Regardless of politics, the AAA of Oregon thinks that most of the tax and fee increases will sit fine with Oregon’s citizens, saying, “Certainly, a 2-cent gas-tax increase should be palatable to most people.” And if it creates jobs and boosts Oregon’s economy, even the typically anti-tax, conservative business owners will be forced to get in line.
As an Oregon resident for most of the last decade, I say it’s about damn time. I drive the highways on a daily basis and have always thought the condition of Oregon’s roads, bridges and rails is embarrassing.

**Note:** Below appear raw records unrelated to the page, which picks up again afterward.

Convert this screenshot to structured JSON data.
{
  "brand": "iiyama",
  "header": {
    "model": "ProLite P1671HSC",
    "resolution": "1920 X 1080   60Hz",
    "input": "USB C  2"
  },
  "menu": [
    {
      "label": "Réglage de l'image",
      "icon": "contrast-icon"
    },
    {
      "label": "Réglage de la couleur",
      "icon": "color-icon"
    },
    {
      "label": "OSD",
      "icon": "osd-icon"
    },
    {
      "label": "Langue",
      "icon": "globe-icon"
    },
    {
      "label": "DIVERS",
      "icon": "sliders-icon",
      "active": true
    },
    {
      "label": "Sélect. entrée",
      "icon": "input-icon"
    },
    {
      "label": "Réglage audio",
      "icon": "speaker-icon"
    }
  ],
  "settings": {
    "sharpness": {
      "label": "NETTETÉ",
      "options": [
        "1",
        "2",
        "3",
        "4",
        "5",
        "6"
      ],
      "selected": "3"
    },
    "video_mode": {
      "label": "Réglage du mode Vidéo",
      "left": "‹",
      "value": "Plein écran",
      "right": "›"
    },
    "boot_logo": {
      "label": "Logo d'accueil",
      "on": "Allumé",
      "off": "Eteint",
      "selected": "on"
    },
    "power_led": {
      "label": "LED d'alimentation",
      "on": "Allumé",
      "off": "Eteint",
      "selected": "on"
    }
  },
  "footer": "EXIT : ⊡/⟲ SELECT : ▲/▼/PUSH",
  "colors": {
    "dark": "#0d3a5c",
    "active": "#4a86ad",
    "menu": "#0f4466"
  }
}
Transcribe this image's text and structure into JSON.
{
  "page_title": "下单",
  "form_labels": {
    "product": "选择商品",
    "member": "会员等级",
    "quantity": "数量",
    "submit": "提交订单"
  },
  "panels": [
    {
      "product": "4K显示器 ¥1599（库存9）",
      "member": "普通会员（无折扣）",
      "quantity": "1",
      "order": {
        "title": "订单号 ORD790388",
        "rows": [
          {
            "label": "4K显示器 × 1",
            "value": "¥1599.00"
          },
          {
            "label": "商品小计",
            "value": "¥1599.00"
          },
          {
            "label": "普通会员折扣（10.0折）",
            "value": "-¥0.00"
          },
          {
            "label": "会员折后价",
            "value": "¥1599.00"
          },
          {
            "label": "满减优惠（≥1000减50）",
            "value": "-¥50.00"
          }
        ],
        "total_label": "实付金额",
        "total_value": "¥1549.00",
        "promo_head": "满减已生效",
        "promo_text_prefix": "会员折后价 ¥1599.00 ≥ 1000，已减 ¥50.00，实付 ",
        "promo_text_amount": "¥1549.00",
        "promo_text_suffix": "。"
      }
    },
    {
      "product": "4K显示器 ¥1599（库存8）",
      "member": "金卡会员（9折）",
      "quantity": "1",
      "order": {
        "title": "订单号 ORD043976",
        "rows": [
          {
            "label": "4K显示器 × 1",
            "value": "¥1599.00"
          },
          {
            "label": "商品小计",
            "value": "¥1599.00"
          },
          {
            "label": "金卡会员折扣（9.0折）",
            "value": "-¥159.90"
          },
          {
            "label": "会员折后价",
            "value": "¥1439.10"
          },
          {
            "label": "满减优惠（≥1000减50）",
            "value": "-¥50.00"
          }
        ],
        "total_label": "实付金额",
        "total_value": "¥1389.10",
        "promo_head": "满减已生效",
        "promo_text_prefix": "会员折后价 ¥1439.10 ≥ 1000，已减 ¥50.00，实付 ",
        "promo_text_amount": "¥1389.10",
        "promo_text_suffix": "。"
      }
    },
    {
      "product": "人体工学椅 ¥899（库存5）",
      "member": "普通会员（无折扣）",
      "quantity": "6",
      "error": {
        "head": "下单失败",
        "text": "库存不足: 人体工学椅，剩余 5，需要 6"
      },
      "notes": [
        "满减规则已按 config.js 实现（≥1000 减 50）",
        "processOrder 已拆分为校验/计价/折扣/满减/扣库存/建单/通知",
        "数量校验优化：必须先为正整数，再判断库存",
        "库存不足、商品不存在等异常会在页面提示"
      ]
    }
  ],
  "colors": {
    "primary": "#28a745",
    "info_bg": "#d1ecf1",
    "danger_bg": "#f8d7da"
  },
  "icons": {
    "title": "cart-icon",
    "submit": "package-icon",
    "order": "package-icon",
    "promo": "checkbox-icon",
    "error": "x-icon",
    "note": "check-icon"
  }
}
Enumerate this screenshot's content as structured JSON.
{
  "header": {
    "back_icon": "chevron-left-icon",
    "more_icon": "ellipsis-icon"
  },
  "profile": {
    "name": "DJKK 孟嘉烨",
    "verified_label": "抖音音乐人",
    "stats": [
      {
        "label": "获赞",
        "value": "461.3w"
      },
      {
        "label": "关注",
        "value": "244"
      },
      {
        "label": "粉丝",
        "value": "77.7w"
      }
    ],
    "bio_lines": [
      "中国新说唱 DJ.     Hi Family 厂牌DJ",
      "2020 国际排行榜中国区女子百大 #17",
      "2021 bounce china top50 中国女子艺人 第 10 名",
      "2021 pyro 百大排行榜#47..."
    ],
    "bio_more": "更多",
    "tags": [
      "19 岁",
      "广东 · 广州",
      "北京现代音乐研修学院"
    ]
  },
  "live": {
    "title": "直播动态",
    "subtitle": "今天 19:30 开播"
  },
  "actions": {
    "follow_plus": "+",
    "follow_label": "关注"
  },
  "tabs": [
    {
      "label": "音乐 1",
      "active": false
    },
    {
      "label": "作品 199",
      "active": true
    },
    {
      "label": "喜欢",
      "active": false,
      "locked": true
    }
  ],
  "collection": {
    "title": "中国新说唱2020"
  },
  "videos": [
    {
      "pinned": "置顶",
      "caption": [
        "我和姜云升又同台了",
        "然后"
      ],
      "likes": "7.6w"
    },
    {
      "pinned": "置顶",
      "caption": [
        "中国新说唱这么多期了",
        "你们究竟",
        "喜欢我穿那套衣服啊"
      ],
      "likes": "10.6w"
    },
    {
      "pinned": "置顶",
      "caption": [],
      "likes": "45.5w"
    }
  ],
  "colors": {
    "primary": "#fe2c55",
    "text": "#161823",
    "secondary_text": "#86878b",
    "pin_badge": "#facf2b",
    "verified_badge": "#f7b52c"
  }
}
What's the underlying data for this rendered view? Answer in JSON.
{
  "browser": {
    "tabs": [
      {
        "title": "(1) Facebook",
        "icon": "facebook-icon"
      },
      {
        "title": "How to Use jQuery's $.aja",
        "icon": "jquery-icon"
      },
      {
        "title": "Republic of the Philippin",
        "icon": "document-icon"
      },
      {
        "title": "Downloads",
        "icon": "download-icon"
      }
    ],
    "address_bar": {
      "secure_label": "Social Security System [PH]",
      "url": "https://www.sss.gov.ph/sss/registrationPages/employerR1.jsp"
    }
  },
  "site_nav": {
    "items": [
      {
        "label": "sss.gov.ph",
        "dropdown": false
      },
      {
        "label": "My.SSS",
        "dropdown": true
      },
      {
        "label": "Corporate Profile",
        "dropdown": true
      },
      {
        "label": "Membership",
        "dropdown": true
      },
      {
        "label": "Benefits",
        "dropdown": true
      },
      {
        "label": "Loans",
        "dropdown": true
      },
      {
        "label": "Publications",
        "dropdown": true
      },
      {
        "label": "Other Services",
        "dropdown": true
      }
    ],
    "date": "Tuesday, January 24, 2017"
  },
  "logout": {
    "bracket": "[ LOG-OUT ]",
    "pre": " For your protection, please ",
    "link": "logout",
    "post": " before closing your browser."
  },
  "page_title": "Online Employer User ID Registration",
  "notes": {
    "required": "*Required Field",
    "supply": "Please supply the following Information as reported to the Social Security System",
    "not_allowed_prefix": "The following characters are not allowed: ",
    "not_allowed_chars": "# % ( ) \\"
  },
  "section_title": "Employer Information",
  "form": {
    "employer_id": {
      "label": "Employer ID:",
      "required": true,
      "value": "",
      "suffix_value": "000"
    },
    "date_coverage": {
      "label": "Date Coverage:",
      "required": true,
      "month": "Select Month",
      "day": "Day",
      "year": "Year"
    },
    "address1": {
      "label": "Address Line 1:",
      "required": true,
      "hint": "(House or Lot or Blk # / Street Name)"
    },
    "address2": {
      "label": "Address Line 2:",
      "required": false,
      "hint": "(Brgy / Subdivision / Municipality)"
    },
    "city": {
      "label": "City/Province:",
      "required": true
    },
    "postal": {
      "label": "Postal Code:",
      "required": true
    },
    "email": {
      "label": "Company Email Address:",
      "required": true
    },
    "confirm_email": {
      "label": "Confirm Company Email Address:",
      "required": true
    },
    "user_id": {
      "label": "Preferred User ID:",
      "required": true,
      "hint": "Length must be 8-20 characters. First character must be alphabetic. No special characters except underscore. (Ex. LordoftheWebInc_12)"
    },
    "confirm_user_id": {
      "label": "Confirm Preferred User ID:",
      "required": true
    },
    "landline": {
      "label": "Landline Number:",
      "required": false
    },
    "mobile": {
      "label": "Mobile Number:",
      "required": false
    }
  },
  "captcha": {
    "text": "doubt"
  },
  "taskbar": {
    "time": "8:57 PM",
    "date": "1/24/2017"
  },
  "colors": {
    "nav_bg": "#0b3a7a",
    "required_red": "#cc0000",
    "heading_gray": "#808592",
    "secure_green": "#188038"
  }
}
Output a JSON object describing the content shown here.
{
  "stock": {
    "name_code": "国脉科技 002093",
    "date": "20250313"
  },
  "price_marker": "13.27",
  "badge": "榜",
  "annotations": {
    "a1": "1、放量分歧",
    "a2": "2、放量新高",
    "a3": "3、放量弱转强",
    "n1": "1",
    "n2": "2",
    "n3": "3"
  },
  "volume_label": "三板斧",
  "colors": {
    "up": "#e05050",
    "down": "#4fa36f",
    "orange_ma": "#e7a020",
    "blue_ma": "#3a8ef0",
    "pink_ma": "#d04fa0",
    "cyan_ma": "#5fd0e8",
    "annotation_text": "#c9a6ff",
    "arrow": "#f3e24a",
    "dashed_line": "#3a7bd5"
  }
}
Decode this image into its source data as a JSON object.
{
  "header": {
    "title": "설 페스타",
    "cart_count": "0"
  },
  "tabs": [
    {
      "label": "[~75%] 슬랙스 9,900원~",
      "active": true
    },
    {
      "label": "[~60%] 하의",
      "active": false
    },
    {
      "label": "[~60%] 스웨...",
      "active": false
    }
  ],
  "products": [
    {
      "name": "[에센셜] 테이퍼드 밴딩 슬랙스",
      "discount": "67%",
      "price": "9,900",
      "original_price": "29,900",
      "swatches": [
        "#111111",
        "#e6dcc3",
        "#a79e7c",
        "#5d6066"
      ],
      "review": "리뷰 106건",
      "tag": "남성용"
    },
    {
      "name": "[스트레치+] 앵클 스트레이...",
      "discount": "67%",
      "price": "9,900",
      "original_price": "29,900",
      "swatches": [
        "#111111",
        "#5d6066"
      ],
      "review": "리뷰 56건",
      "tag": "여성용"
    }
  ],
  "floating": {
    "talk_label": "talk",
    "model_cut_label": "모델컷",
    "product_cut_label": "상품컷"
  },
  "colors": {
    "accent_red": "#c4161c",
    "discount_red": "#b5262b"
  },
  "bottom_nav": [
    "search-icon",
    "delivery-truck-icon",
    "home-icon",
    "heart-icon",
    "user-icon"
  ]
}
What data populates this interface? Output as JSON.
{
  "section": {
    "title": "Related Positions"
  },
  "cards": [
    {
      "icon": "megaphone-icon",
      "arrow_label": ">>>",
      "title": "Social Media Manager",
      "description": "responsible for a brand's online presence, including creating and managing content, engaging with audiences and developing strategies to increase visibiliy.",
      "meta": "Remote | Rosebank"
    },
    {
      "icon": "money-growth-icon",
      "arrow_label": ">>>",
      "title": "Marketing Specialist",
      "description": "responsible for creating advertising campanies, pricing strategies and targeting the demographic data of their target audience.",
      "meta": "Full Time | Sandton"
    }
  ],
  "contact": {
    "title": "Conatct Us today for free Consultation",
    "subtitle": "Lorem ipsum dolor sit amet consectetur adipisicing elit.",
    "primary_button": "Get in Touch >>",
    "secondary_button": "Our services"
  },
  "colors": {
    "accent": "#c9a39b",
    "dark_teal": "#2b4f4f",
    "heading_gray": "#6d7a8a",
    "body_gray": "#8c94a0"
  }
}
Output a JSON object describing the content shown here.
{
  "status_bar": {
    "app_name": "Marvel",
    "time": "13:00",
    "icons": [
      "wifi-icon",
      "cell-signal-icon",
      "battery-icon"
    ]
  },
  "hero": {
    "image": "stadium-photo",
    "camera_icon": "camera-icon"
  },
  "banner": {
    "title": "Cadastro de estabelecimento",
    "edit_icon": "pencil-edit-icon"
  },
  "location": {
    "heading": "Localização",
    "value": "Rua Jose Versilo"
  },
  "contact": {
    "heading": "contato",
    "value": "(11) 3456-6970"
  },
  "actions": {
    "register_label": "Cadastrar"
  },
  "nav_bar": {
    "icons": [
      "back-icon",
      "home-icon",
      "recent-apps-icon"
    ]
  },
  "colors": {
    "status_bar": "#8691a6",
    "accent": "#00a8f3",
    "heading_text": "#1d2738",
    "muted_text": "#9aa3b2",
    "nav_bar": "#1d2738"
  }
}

I mean, we still have trains that cut off traffic on major roads in major cities at rush hour; we don’t do emissions testing except in one metro area (Portland); our highways are slowly, but surely, turning into the next California-style traffic mess; and, we have only a few bridges that cross the Willamette River over a nearly 150-mile stretch (where most of the people in Oregon live).
Plus, most of Interstate-5 (THE ONLY major north-south highway in Oregon) has a huge median strip which currently just takes up space, but could be used for a high-speed commuter train. What daily commuter wouldn’t jump at the chance to give up their stressful car ride and sit on a train listening to music and surfing the internet?
If this plan gets passed, I hope that a high speed commuter line is at the top of their agenda, along with developing a network of charging stations for electric cars, drastically improving mass transit options statewide, and fixing our bridge situation. If we ever hope to compete in a world in which India and China are dominant, we need these types of improvements now.
As Governor Kulongoski said, “Investing in transportation in tough times sets us up for success in good times.” Although I don’t always agree with him, those are wiser words than I’ve heard spoken in Oregon politics in a long time.